The only building on the ranch was an old frame house.  There was one room that served as a bedroom and living room, a small room with a bathtub, and a kitchen.  The kitchen had a sink with running water that was piped down from a spring a hundred yards up the valley.  On the front was a covered porch that my dad later screened in for sleeping in the warm summer months.   Out the back door about thirty feet away was the outhouse.  To use it after dark it was necessary to take a kerosene lantern.  They quickly learned that you never walk in the dark without a light because of the rattlesnakes and copperheads. Soon after they moved in the Bandera Rural Electric Co-op ran electricity and Dad ran an electric line for a light in the outhouse and put a light on the back porch to light the path.  The house had no insulation and was heated with a wood stove. The outside was in need of paint but the views in every direction were beautiful.  In the spring the wildflowers grew along the edges of the rocky crags of the surrounding hills and along the valley floor.  Along the creek on the side of the hill grew blackberries that had been planted by settlers years earlier.  When they were ripe the turkeys would walk on top of them and  eat their fill. Remembering the ways of those turkeys when I got big enough I would lay a ladder on top of the mass of tangled vines, black with berries and gather bucketfuls, and Cynthia made blackberry pies. 

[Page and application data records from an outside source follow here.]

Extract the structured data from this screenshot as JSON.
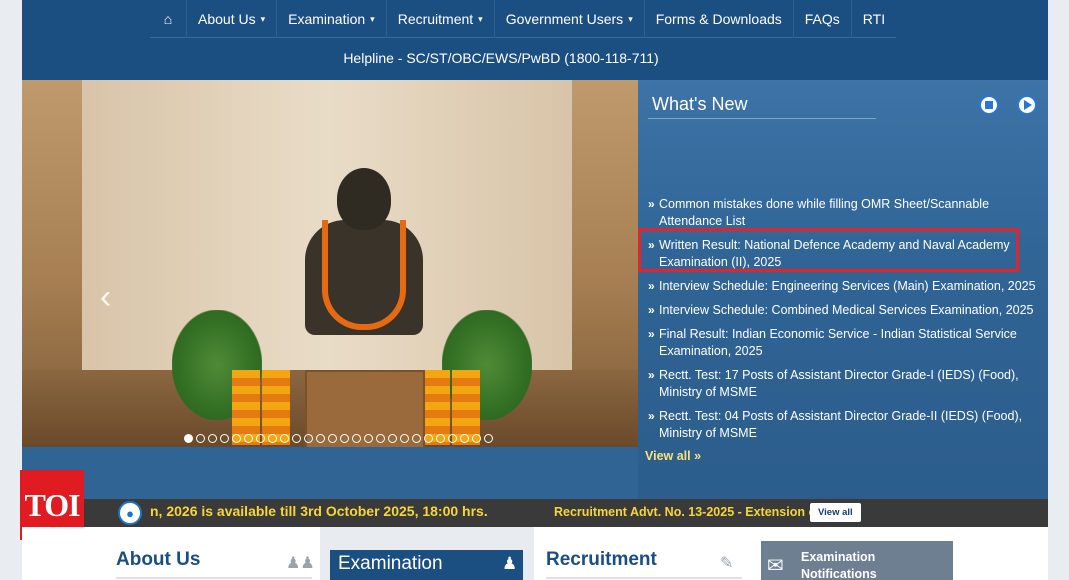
{
  "nav": {
    "home_icon": "⌂",
    "items": [
      {
        "label": "About Us",
        "caret": true
      },
      {
        "label": "Examination",
        "caret": true
      },
      {
        "label": "Recruitment",
        "caret": true
      },
      {
        "label": "Government Users",
        "caret": true
      },
      {
        "label": "Forms & Downloads",
        "caret": false
      },
      {
        "label": "FAQs",
        "caret": false
      },
      {
        "label": "RTI",
        "caret": false
      }
    ]
  },
  "helpline": "Helpline - SC/ST/OBC/EWS/PwBD (1800-118-711)",
  "slider": {
    "prev_glyph": "‹",
    "dot_count": 26,
    "active_dot": 0
  },
  "whats_new": {
    "title": "What's New",
    "items": [
      {
        "text": "Common mistakes done while filling OMR Sheet/Scannable Attendance List",
        "highlight": false
      },
      {
        "text": "Written Result: National Defence Academy and Naval Academy Examination (II), 2025",
        "highlight": true
      },
      {
        "text": "Interview Schedule: Engineering Services (Main) Examination, 2025",
        "highlight": false
      },
      {
        "text": "Interview Schedule: Combined Medical Services Examination, 2025",
        "highlight": false
      },
      {
        "text": "Final Result: Indian Economic Service - Indian Statistical Service Examination, 2025",
        "highlight": false
      },
      {
        "text": "Rectt. Test: 17 Posts of Assistant Director Grade-I (IEDS) (Food), Ministry of MSME",
        "highlight": false
      },
      {
        "text": "Rectt. Test: 04 Posts of Assistant Director Grade-II (IEDS) (Food), Ministry of MSME",
        "highlight": false
      }
    ],
    "view_all": "View all »"
  },
  "ticker": {
    "text1": "n, 2026 is available till 3rd October 2025, 18:00 hrs.",
    "text2": "Recruitment Advt. No. 13-2025 - Extension o",
    "view_all": "View all"
  },
  "toi_logo": "TOI",
  "sections": {
    "about": "About Us",
    "examination": "Examination",
    "recruitment": "Recruitment",
    "notifications": "Examination Notifications"
  },
  "colors": {
    "nav_bg": "#1b4f82",
    "news_bg": "#2f6495",
    "highlight_border": "#e3242b",
    "ticker_text": "#f5d63b",
    "toi_red": "#e11b22"
  }
}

The ranch was at the headwaters of the western branch of the Medina river. It was the west prong, high country; mountains to a small boy looking up from his little valley.  This is the southwestern edge of the Texas hill country before it drops down and levels off into the flatter land of south Texas.  The back of Spring Valley ranch was on the divide where the water to the west flowed down to the towns of Vanderpool and south on to Utopia forming the Sabinal river.  From the eastern slopes of the divide where our ranch began it dropped gradually into canyons that turned into valleys as they widened out.  If the searching buzzards could describe it, they would say it looked like their creator’s hand laid out on the earth.  

From between these gnarly fingers, springs, gushing cold, mineral laden water from the giant cisterns beneath the hills, formed creeks named for the early settlers; Elam, Adams, Carpenter and others.  Fourteen or so miles down river to the East the West prong met the North prong and the two became the Medina River where the town of Medina came to be.

The banks of the river were thick with cypress trees whose ancestors came mostly from the northern waters.  Blessed by their roots that reached deep into the water they prospered.  They were taller than any other variety of tree in that part of the country.  The fruit of their existence was the life that abounded in the shaded quiet pools between the rocky rapids. Their sprawling roots provided protection for the bass, bluegills, and sun perch that hid in the shadows waiting for a meal to drift by.  

The Medina was not the largest river in Texas but when heavy rains came in the early summer and the water came rushing down from the rocky hills it grew ten, sometimes twenty or more times its normal size and moved everything in its path except the cypress trees.  Then in the summer of 1978 even many of them yielded to the record breaking flood of that year.  Upstream some began to break and they came downriver like battering rams taking out the other trees along the way.  After that the river was changed forever.

Our ranch had water and it had life; both in abundance.  It was, and is to this day, hidden from the outside world seen only by the occasional plane that would fly over in those days.  But the view from a plane, or a short visit, can never give one the feel for living and being a part of the land; for knowing the secrets that only a few people have ever known. For that one has to live there.  After my first light of day which came in the winter of 1948 in San Antonio, Texas I spent the first 18 years of my life there.  I owe the blessings of those years to my parents, who in those days were modern day pioneers. 

Upcoming Enid Collins Tales:

5.  The Neighbors

6.  Bobo the Lamb

7.  The War Memorial

8.  The Birth of Collins of Texas

And more